In a coup that must be the stuff that young film-makers’ dreams are made of, Faraj has four veterans of the cult gothic soap-opera Dark Shadows playing pivotal roles in his films. Jerry Lacy brings gravitas to this new Doctor Mabuse with a chilling, intimidating presence, but never loses the psychological vulnerability threatens any incarnation of Mabuse. Kathryn Leigh-Scott and Lara Parker are delightfully spooky and antagonistic as two of the witchy sisters and Christopher Pennock brings a sinister, avuncular tone to Konrantz that makes him a believable rival for Mabuse.
The newer players also catch on to the emotionally heightened tone of the narrative with stylish vigour. Bahia Garrigan is seductive, dark and fragile as Christina and makes a wonderful foil for both Jerry Lacy and Nathan Wilson, who plays the challenging role of Inspector Lohmann with a quiet intensity – sometimes painful, but cold and terrifying when the time comes (See the films!). Dane Corrigan brings a manic glee to Rotwang while Kate Avery, as the Automaton Maria, is appropriately cool, but as maniacal as her creator. And they are really Steampunk!
The great things about these films is that you do not have to be au fait with the Mabuse cannon to get them. Faraj’s films stand alone as their own story – and his Mabuse is a new creature. There are plenty of nods to the past for geek-grade movie buffs, but for others, they make a great introduction to the exciting world of independent film making and are thrilling horror-steampunk tales.

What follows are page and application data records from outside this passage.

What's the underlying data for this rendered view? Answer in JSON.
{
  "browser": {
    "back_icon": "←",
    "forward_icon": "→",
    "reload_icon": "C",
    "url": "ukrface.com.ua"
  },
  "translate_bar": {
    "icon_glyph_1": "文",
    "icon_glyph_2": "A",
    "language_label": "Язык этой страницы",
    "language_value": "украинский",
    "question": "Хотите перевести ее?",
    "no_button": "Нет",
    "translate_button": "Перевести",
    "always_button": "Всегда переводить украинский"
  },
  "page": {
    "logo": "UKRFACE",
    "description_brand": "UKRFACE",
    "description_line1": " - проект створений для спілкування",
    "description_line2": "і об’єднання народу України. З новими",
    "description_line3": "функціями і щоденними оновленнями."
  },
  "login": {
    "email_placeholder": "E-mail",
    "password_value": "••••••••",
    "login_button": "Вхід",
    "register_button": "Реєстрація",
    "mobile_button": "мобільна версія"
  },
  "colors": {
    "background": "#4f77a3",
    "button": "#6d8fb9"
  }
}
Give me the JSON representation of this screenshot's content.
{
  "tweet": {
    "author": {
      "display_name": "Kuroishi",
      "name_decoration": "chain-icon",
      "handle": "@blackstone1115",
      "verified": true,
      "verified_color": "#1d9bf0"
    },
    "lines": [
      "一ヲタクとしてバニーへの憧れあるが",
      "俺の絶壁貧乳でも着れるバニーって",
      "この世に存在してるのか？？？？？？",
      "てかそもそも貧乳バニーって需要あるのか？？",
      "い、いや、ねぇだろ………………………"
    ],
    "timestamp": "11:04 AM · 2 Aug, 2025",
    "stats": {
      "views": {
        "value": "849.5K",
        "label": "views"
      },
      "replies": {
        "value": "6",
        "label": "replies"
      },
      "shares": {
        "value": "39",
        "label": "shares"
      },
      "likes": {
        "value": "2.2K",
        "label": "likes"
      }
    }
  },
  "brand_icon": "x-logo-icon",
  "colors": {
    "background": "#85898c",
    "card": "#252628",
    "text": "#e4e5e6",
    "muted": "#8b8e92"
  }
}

The pacing is tight, the lurid colours and hints of melodrama are enticing and the narrative defies prediction and will keep you guessing until the end – so check them out!
Doctor Mabuse and Doctor Mabuse: Etipomar, written and directed by Ansel Faraj, are available on Vimeo On Demand can be accessed through Faraj’s company website – Hollinsworth Productions, where you can take a look at his other works – http://www.hollinsworthproductions.com.